Sidewalk Talk volunteers, seated, offer to chat at Fairfax. Bill O'Leary Getty for therapist Tracy Ruble, the fact that there are so many initiatives to combat loneliness "demonstrates how big the problem is." In 2015 he founded Sidewalk Talk: with some friends he sat down in the street in front of empty chairs, deployed so that those who wanted to talk with them would do so. Such was the success that transformed it into an organization, which now works in more than a dozen countries. Of the more than 4,000 volunteers involved, a quarter knew the project because they were "heard" and now want to return the help received. Volunteers are trained on the basics of mental crises and empathy.

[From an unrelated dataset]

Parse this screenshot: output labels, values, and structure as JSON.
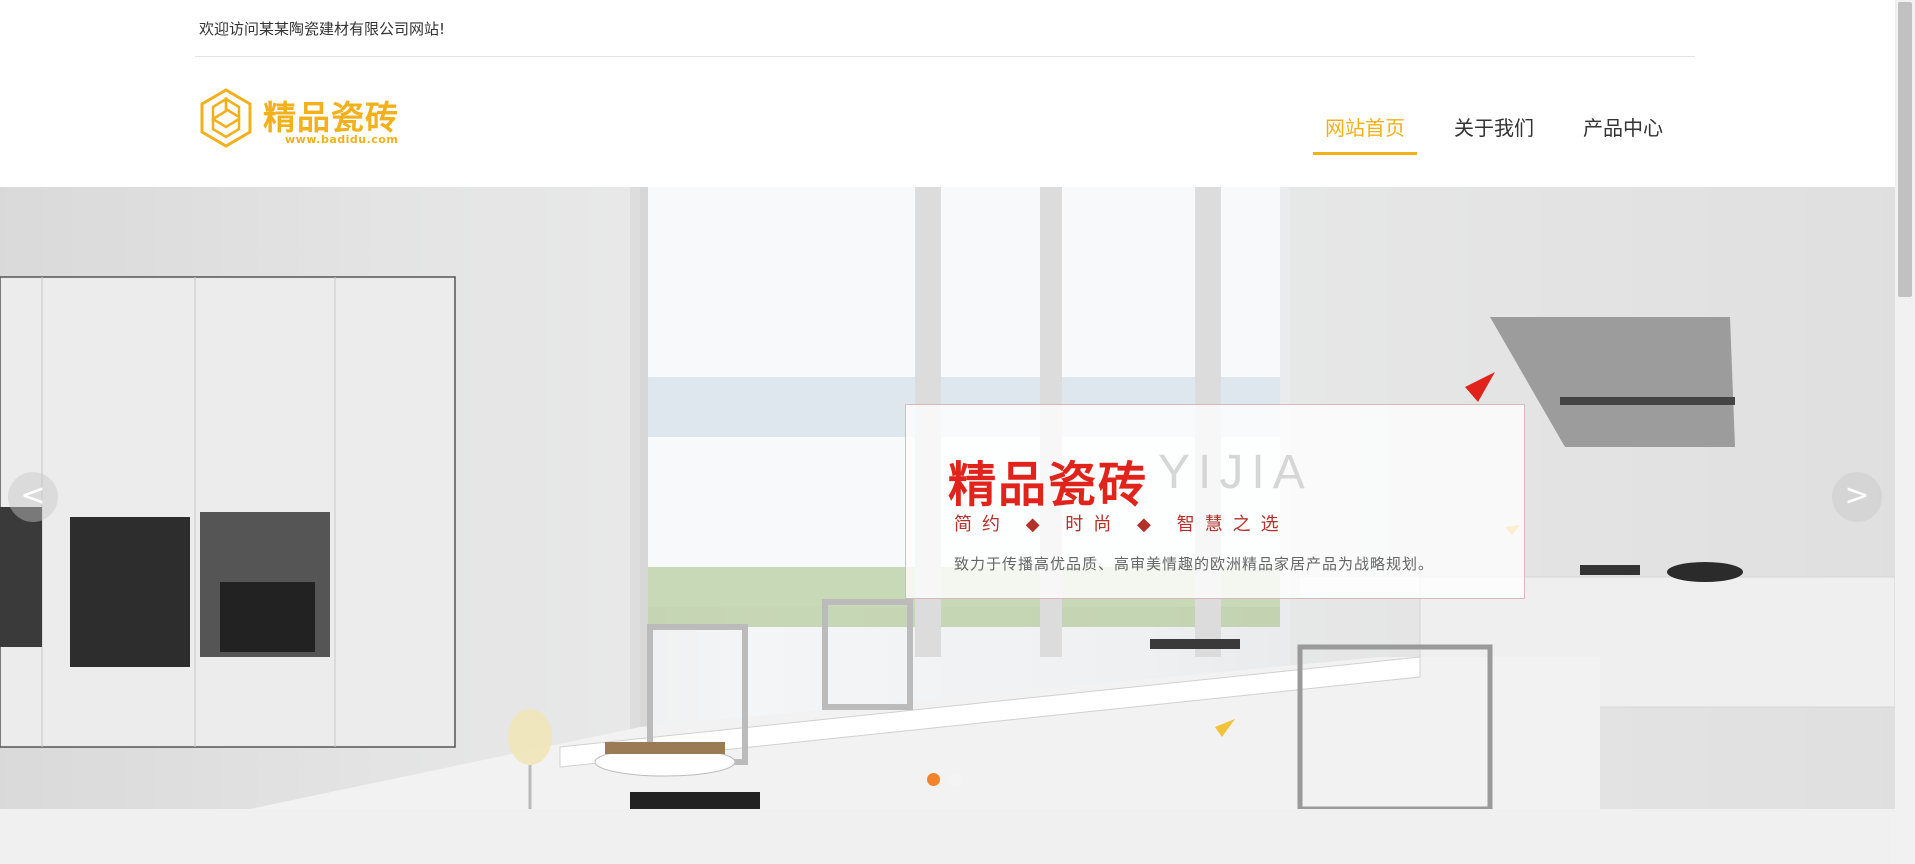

In the four years that they have been running, they have only had two negative episodes, according to Ruble.

As for the profit that some enterprises are generating with what is now considered a disease, the therapist responds that she does not want to judge clients willing to pay, but that when you do, “there is a dynamic of power that does not exist in activities free, where we are all the same.” For her, although these projects are part of the solution, what must be achieved is that people receive decent salaries. “When you have three jobs to be able to subsist, you are exhausted and you don't feel like getting together with anyone. In addition, we have to build an infrastructure for people in need. It cannot be the level of beggars in the street,” says the woman from San Francisco, where the number of homeless people has grown by 17% in the last two years, reaching 8,011. One inhabitant of every 100 has no roof.

A country without a culture of touch
“In the United States there is no culture of touch, which is a type of communication beyond words. At hug parties you can ask to be touched and learn how you like them to do it,” says Adam Paulman, a participant. Attendees, who come in pajamas to not enhance sexual desire, are usually between 35 and 70 years old. He maintains that, since he began to go, he has never witnessed a situation of abuse. "You can find someone attractive and aroused by sexual energy, but just like at an airport, you don't do anything about it here either." Before starting the party, they meet in a circle to introduce themselves and share why they have attended. This conversation explains that there cannot be a type of sexual contact. "If there is someone very excited, we ask you to feel," he concludes.